Usually it starts with, ‘Oh he loves me so much, how can I leave him’, or one may get to hear something like, ‘I know…’ after each ‘I love you’, or maybe ‘I can’t walk away, because if I do that she will die.’ In all of these statements, the underlying emotion is of ‘guilt’.

Something that you don’t want to do, but you do because you fear that something bad will happen to the other person because of your ‘undoing’. You find yourself constantly living in an assumptive future, because the guilt constantly makes you think of the dreaded reality that may happen if you don’t do what you are ‘supposed’ to do or what you ‘should’ do. In the whole process, all you end up doing is make yourself go through self-pity, self damage and at its peak end up blaming the other person because you kept believing that you ‘did all you did’ for them and them alone.

Anything that has its premise embedded in fear will find out a way to manifest itself. Most of the time, the space where fear ends up manifesting itself is within the relationship. Just like ego, guilt cannot survive alone. Therefore, for you to feel guilty, you will invariably need another person. Therefore, very much like ego again, guilt is a concept. It isn’t real. Guilt is always a result of something that you fear will happen. So, each time you feel guilty, you also feel fear immediately. If that fear is not addressed, it will, someday or the other come up in the space between you and the other person as an ugly reality. So, instead of working with the guilt, what you need to do is to figure out which fear is actually motivating that guilt. Once we identify that fear, it becomes easy for us to work with it. One cannot work with guilt because it isn’t a real emotion, it’s just a concept. And one can never work with a concept. Because a concept doesn’t resolve itself. What resolves itself is an emotion. Here, the emotion in question is fear and not guilt. Also, this underlying fear, like any other fear that we feel, is only a learned behaviour. And if you have spent a good number of years learning that fear as a programme, you may want to go back in time and see why at all you needed that fear in your system? Where did it come from?
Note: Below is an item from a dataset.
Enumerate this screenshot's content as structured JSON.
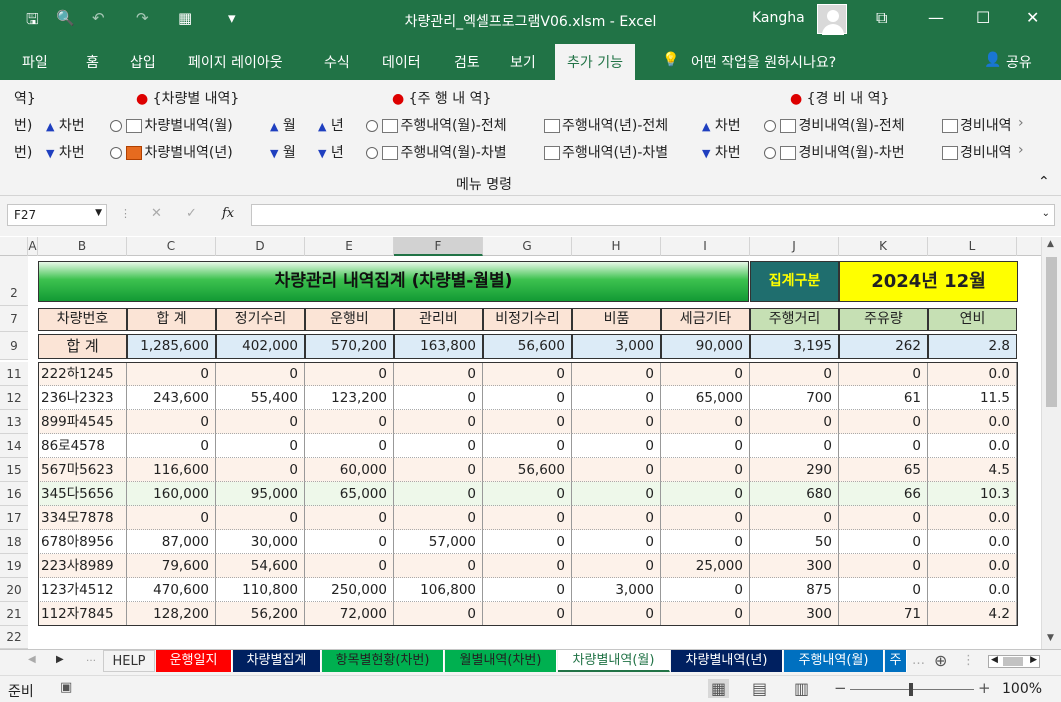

How did it help you? What was the pay-off of keeping this fear? And do you need it at all now – in the present time and space? If not, then what might it take for you to drop it like a tea bag?